Citation: Khalaf O and Gräff J (2019) Reactivation of Recall-Induced Neurons in the Infralimbic Cortex and the Basolateral Amygdala After Remote Fear Memory Attenuation. Front. Mol. Neurosci. 12:70. doi: 10.3389/fnmol.2019.00070

Received: 10 January 2019; Accepted: 06 March 2019;
Published: 17 April 2019.

Edited by:

Jason D. Shepherd, The University of Utah, United States

Reviewed by:

Sungmo Park, Hospital for Sick Children, Canada
Miou Zhou, Western University of Health Sciences, United States

Copyright © 2019 Khalaf and Gräff. This is an open-access article distributed under the terms of the Creative Commons Attribution License (CC BY). The use, distribution or reproduction in other forums is permitted, provided the original author(s) and the copyright owner(s) are credited and that the original publication in this journal is cited, in accordance with accepted academic practice. No use, distribution or reproduction is permitted which does not comply with these terms.
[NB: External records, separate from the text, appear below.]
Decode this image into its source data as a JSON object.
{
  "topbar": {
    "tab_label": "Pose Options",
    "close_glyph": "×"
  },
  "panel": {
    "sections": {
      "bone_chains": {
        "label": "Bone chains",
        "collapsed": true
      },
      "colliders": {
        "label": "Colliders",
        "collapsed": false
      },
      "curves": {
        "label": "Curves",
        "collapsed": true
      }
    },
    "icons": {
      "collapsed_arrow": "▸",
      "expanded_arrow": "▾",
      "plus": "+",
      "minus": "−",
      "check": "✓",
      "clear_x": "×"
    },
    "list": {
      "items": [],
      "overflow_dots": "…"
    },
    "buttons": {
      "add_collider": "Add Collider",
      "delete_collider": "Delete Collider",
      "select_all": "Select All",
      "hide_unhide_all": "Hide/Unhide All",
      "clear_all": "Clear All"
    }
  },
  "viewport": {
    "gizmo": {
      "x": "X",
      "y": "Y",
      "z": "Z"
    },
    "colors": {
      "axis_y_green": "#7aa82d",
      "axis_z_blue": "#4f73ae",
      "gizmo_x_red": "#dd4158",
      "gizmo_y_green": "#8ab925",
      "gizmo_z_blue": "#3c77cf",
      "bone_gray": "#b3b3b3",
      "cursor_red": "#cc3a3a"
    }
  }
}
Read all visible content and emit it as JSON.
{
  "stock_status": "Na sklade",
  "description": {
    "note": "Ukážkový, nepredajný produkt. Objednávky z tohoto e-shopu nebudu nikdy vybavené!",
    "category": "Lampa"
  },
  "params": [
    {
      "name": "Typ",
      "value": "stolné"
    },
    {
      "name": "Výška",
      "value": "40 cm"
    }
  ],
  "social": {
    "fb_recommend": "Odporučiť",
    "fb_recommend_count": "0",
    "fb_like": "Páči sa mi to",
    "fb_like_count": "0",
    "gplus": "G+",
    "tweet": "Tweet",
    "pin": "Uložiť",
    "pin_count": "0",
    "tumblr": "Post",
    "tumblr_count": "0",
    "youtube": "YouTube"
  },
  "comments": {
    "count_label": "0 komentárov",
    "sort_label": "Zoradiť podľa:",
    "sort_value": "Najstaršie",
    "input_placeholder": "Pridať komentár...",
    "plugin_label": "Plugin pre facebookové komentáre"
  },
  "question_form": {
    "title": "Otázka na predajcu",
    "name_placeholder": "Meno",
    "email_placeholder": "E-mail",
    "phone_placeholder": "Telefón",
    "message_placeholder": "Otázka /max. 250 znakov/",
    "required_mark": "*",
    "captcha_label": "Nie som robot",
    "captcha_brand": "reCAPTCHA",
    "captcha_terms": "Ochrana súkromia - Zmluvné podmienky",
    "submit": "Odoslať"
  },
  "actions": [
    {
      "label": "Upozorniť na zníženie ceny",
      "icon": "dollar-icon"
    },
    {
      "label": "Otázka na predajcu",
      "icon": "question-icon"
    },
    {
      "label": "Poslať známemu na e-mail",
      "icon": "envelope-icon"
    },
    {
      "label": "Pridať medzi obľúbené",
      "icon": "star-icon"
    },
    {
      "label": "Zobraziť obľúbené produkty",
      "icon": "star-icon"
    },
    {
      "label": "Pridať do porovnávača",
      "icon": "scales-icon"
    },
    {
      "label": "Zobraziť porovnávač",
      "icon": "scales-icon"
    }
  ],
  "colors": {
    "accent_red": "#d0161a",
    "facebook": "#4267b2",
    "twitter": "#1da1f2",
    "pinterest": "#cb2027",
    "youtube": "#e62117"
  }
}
*Correspondence: Johannes Gräff, johannes.graeff@epfl.ch